An experimental greenhouse in the South Australian desert is producing 15,000 tons of tomatoes a year using just sunshine and seawater – no soil, pesticides, fossil fuels, or groundwater is required. The scientists who designed the system hope it points the way for continued agricultural abundance in the face of possible climate changes and increasing demands for fresh water and energy.
According to New Scientist, “sea water is piped 5.5 kilometres from the Spencer Gulf to Sundrop Farm … [where] a solar-powered desalination plant removes the salt, creating enough fresh water to irrigate” the greenhouses’ 180,000 tomato plants. The greenhouse uses various technologies to make crop production possible in an area unsuitable for conventional farming due to extreme heat and lack of water. The greenhouse is lined with seawater-soaked cardboard, cooling the plants in the summer, while solar heating keeps plants warm in the winter. Seawater sterilizes the air, eliminating the need for pesticides, and rather than soil, plants are grown in coconut husks. This is great news since we are not running out of sunshine or sea water anytime soon.
New Scientist reports, “[t]he $200 million infrastructure makes the seawater greenhouse more expensive to set up than traditional greenhouses, but the cost will pay off long-term, says [Sundrop Farm CEO Philipp] Saumweber. Conventional greenhouses are more expensive to run on an annual basis because of the cost of fossil fuels.”
Tomatoes from Sundrop Farm are being sold in Australian grocery stores.
More good news on the agriculture/water front comes from South Africa where 16-year-old South African schoolgirl Kiara Nirghin, through the time honor process of trial and error, combined orange peels and avocado skins with sunlight to create a super absorbent polymer reservoir capable of storing amounts of water hundreds of times its own weight. Nirghin’s invention earned her the regional Google Science Fair’s Community Impact Award for the Middle East and Africa.
In theory, Nirghin’s polymer reservoir should allow farmers to maintain crops at minimal cost during a drought. CNN writes it has the added benefit of being sustainable as it is made from recycled and biodegradable waste products.
Nirghin invented the material in response to South Africa’s extended drought causing water shortages for millions of people. According to CNN, Nirghin’s goal was “to minimize the effect that drought has on the community and the main thing it affects is the crops.” Beyond individual instances of drought, if the invention works on a large scale, it could reduce harms resulting from climate-induced dryer conditions if they occur.

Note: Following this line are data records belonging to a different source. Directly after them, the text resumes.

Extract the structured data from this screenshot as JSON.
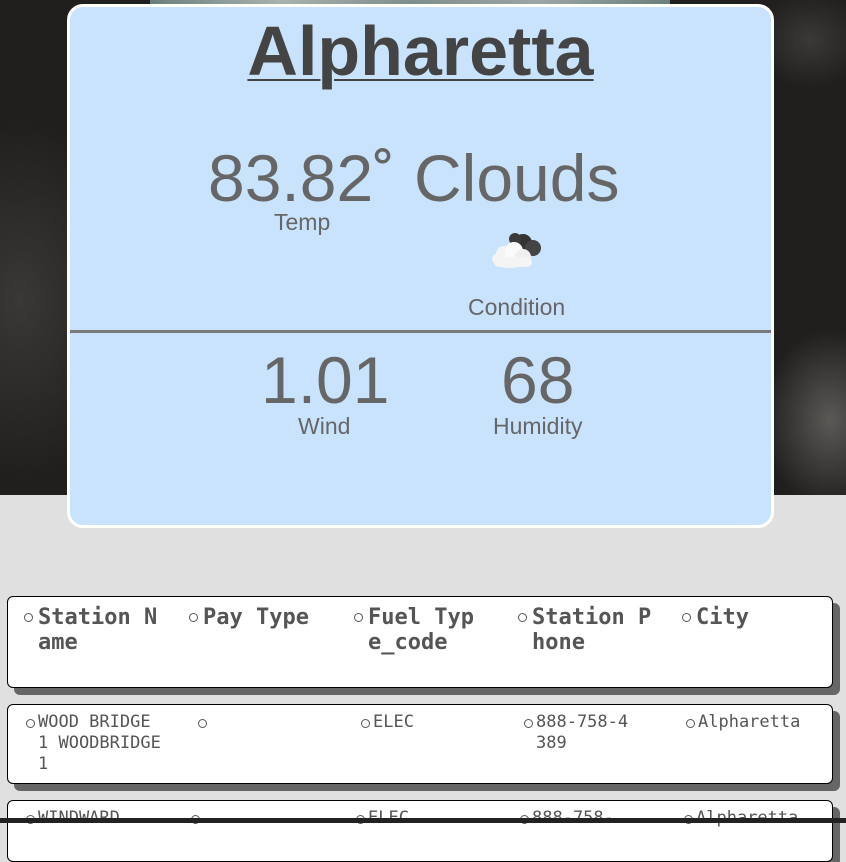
{
  "weather": {
    "city": "Alpharetta",
    "temp": "83.82˚",
    "temp_label": "Temp",
    "condition": "Clouds",
    "condition_label": "Condition",
    "condition_icon": "cloud-icon",
    "wind": "1.01",
    "wind_label": "Wind",
    "humidity": "68",
    "humidity_label": "Humidity"
  },
  "stations": {
    "columns": [
      "Station Name",
      "Pay Type",
      "Fuel Type_code",
      "Station Phone",
      "City"
    ],
    "rows": [
      [
        "WOOD BRIDGE 1 WOODBRIDGE1",
        "",
        "ELEC",
        "888-758-4389",
        "Alpharetta"
      ],
      [
        "WINDWARD",
        "",
        "ELEC",
        "888-758-",
        "Alpharetta"
      ]
    ]
  }
}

Andrea Cohan, program leader of the Google Science Fair, praised Nirghin, saying, “Kiara found an ideal material that won’t hurt the budget in simple orange peel, and through her research, she created a way to turn it into soil-ready water storage with help from the avocado.” CNN reports Jinwen Zhang, Ph.D., a professor of materials engineering at Washington State University, who is also developing products to address drought, said, “Using waste products for low-cost feedstock for large volume [water storage] is definitely worth further investigation. I think it works.”